Calm, cool, collected. That's the sound of pianist Keith Jarrett and double-bassist Charlie Haden, collaborating on "Jasmine" (ECM, B+) on mellow classics like "For All We Know" and "Body and Soul." It's Jarrett's first studio album in a dozen years, and his first pairing with Haden in 34, yet they're clearly in their comfort zone.

Also mighty pretty and almost as intimate is trumpeter Arturo Sandoval's "A Time for Love" (Concord, B), stirring cocktails like "Smile" and "All the Way."

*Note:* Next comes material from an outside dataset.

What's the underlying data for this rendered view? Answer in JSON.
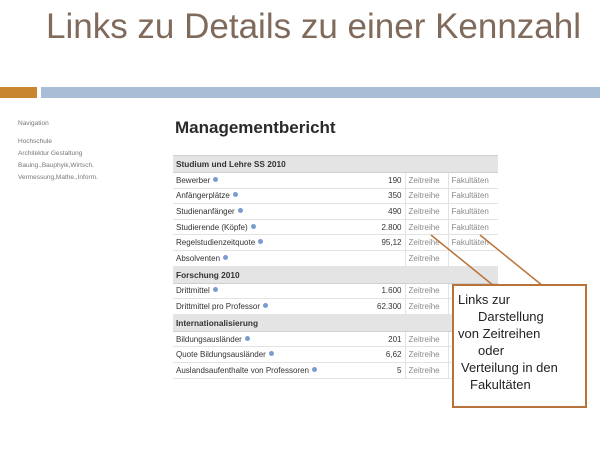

SINGER/SONGWRITER SETS: Just in time for Summer, Jack Johnson leads a pleasant trip "To the Sea" (Brushfire/Universal, B+). The soft-stroked musical romances beckon you out into the water with easy rockin' and light reggae rhythms, then pull you under with the subtle undertow of lyrics like "No Good With Faces" and "Turn Your Love." Jack's best in a while.

While lumped with lots of other Americana singer/songwriters, Tift Merritt jumps out of the pack on "See You On the Moon" (Concord, B) with more pop-ish vocals, punchy production and her curious way of making mundane topics metaphoric. Take "Mixtape," wherein she's talking about working and reworking a tape to make it perfect. Really, she's talking about reshaping her own nature to make a guy happy.

Rootsy rock and country legend Bill Kirchen and a big bunch of notable friends are up to all kinds of tasty goodness on "Word to the Wise" (Proper, A-). We're talking Everlys-styled harmonies by Paul Carrack and Nick Lowe on "Shelly's Winter Love," dark and growlin' rock with Elvis Costello on "Man Is the Bottom of the Well," Chris O'Connell crooning "Husbands and Wives," whimsical jazzbo Dan Hicks' "Word to the Wise" and belting mama Maria Muldaur declaring "Ain't Got Time for the Blues." Not here, at least.